What you have to do: Every line of the data should be written out exactly, with the pictures left out.
· · · · · · ·
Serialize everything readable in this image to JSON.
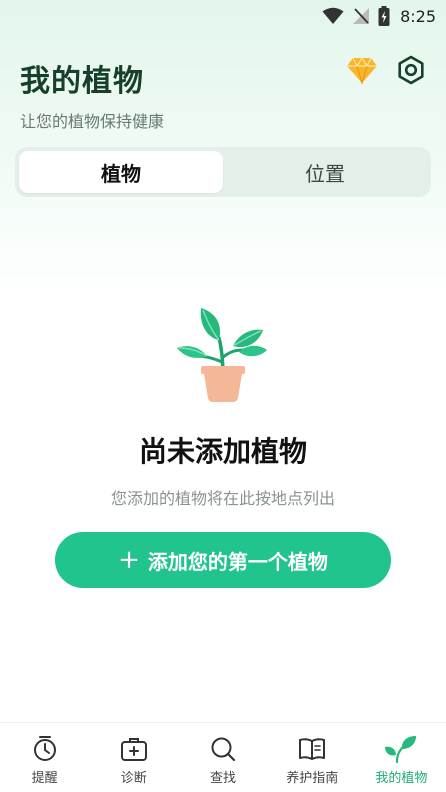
{
  "status_bar": {
    "time": "8:25",
    "icons": [
      "wifi-icon",
      "no-signal-icon",
      "battery-charging-icon"
    ]
  },
  "header": {
    "title": "我的植物",
    "subtitle": "让您的植物保持健康",
    "actions": [
      "gem-icon",
      "settings-icon"
    ]
  },
  "segment": {
    "tabs": [
      {
        "label": "植物",
        "selected": true
      },
      {
        "label": "位置",
        "selected": false
      }
    ]
  },
  "empty_state": {
    "icon": "potted-plant-icon",
    "title": "尚未添加植物",
    "description": "您添加的植物将在此按地点列出"
  },
  "add_button": {
    "icon": "plus",
    "label": "添加您的第一个植物"
  },
  "bottom_nav": {
    "items": [
      {
        "label": "提醒",
        "icon": "alarm-clock-icon"
      },
      {
        "label": "诊断",
        "icon": "medical-kit-icon"
      },
      {
        "label": "查找",
        "icon": "search-icon"
      },
      {
        "label": "养护指南",
        "icon": "book-icon"
      },
      {
        "label": "我的植物",
        "icon": "leaves-icon",
        "active": true
      }
    ]
  },
  "colors": {
    "accent": "#21c48c",
    "title": "#16402b",
    "leaf": "#26b87d",
    "pot": "#f4b898",
    "gem": "#f9b52c"
  }
}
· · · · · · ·
Response to the task:
Serialize everything readable in this image to JSON.
{
  "status_bar": {
    "time": "8:25",
    "icons": [
      "wifi-icon",
      "no-signal-icon",
      "battery-charging-icon"
    ]
  },
  "header": {
    "title": "我的植物",
    "subtitle": "让您的植物保持健康",
    "actions": [
      "gem-icon",
      "settings-icon"
    ]
  },
  "segment": {
    "tabs": [
      {
        "label": "植物",
        "selected": true
      },
      {
        "label": "位置",
        "selected": false
      }
    ]
  },
  "empty_state": {
    "icon": "potted-plant-icon",
    "title": "尚未添加植物",
    "description": "您添加的植物将在此按地点列出"
  },
  "add_button": {
    "icon": "plus",
    "label": "添加您的第一个植物"
  },
  "bottom_nav": {
    "items": [
      {
        "label": "提醒",
        "icon": "alarm-clock-icon"
      },
      {
        "label": "诊断",
        "icon": "medical-kit-icon"
      },
      {
        "label": "查找",
        "icon": "search-icon"
      },
      {
        "label": "养护指南",
        "icon": "book-icon"
      },
      {
        "label": "我的植物",
        "icon": "leaves-icon",
        "active": true
      }
    ]
  },
  "colors": {
    "accent": "#21c48c",
    "title": "#16402b",
    "leaf": "#26b87d",
    "pot": "#f4b898",
    "gem": "#f9b52c"
  }
}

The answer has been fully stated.